Data about app and page elements
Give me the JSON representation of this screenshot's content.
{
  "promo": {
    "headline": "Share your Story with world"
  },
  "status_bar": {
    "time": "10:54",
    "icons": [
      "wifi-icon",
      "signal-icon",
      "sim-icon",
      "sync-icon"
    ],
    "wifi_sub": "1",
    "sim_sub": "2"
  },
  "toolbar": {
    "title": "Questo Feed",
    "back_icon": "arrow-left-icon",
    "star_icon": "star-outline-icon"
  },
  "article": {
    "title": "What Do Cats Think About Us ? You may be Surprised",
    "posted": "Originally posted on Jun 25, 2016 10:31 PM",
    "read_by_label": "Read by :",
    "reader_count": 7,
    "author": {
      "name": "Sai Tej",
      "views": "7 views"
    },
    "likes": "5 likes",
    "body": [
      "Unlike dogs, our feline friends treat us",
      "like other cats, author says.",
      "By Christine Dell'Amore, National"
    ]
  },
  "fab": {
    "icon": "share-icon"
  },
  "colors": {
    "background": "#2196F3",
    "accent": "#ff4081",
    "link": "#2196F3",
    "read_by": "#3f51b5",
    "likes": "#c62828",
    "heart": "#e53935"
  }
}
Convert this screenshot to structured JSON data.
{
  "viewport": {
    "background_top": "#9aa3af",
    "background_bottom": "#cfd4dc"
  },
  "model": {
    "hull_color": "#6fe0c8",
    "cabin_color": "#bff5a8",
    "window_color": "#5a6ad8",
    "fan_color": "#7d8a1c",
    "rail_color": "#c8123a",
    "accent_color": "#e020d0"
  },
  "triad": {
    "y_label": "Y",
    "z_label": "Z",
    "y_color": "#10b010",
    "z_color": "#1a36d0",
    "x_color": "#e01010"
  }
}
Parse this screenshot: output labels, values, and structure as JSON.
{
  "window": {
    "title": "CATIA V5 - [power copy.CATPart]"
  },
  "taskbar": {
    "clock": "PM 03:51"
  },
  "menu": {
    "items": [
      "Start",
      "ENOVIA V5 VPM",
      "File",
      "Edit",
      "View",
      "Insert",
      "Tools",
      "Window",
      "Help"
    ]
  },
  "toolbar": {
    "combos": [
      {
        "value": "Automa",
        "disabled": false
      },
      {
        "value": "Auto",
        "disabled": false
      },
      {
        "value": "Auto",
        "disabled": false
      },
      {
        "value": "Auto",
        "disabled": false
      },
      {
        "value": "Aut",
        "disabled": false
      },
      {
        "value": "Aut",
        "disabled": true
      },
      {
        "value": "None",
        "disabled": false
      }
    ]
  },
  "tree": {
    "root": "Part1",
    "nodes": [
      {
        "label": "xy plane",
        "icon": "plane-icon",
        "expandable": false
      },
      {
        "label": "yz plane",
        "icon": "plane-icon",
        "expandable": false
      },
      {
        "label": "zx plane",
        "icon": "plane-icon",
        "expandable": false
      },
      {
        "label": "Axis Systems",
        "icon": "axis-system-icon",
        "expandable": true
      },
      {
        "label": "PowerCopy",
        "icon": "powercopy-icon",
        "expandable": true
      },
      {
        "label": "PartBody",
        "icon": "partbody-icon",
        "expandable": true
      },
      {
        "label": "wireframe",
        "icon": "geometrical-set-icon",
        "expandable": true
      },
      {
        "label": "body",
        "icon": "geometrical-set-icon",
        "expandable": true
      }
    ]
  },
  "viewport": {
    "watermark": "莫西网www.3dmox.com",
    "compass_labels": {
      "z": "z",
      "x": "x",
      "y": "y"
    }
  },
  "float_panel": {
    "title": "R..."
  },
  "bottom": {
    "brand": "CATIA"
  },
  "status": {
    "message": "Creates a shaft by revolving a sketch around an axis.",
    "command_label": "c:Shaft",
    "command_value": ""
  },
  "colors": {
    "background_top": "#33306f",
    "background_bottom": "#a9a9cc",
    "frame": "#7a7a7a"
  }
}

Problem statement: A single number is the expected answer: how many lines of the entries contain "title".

Solution below: 4